Monday, June 17, 2019

60 mortises later...

A while ago I began to work on an extension to my workbench, starting with the workbench legs. After having done the 4 front legs I took care of the 4 back legs.
This time I used my new Stanley 49 auger bit depth stop instead of a simple piece of tape. I got this one recently and was eager to use it.

The Stanley 49 depth stop.

I must admit that I am very pleased with it. At first sight it did not inspired me much but it revealed to be a nice little addition that held well on the bit, is easy to set, and much more precise than a piece of tape.
I applied to the back legs the same recipe as for the front legs, that is to say that I drilled out the mortise waste using the hand brace and then cleaned/chopped the mortise with a chisel. With the back legs the side mortise are located 1/2 inch from the leg side so I needed to be careful when chopping the waste so not to get a split leg.

Chopping the waste at 1/2" from the side.
After a while, and 60 mortises later, I am done with the legs.

A bunch of mortised legs.

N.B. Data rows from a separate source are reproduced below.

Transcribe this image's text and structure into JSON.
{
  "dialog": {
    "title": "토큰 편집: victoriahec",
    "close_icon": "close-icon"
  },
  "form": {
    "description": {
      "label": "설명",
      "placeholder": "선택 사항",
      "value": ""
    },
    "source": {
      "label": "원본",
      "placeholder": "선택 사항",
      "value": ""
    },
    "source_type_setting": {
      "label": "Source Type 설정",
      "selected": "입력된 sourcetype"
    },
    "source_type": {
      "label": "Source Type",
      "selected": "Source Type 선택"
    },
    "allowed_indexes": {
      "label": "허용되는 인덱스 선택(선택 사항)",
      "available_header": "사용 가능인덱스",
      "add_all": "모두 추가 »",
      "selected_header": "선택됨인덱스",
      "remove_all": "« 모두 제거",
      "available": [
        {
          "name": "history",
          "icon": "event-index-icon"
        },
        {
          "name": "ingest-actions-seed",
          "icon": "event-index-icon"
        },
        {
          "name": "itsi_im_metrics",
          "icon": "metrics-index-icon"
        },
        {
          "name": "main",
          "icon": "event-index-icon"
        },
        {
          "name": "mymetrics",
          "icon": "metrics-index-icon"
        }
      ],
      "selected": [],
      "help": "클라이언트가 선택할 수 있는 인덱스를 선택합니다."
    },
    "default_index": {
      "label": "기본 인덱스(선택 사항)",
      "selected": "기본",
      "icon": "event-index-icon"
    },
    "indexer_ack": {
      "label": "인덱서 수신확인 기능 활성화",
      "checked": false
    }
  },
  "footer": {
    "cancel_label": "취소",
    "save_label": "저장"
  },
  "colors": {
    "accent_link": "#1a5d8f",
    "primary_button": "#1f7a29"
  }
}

Next is to take care of the stretchers. I traced the tenons using a marking knife, then highlighted the mark using a pencil.

The tenon traced on the stretcher.
Note that the tenon is starting from the top of the stretcher.

I then made a kerf on the waste side using a chisel so to guide the saw blade.

Kerf to guide the saw blade.

It takes some time to make these kerfs before sawing but I find it far easier and quicker to have a clean saw cut using this technique. I start with the crosscut of the tenon shoulders, checking to stay square during all the cut.

Tenon shoulder crosscut.

Clean square cut.

Then follows the rip cut...

Tenon shoulder rip cut. Note that the waste at the bottom
of the tenon is already removed on that picture.

The result is satisfying for me, I will clean the shoulders with the shoulder plane when I will adjust the tenon to its mortise.

A freshly cut tenon on the top stretcher...
...and a bunch of them.

A hair larger than 1/2 inch.

Next is to apply the same recipe to the bottom stretchers, so I start with the marked line and kerf...

Bottom stretchers marked and kerfed.
For these ones the tenon is centered.

...then cut square following the kerf. For these ones I started with the rip cut, followed by the cross cut.

Rip cutting the tenon...

... then cross cutting to remove the waste.

After 60 mortises, the 60 tenons were done, next will be to assemble all these, but before that I deserve a cold one!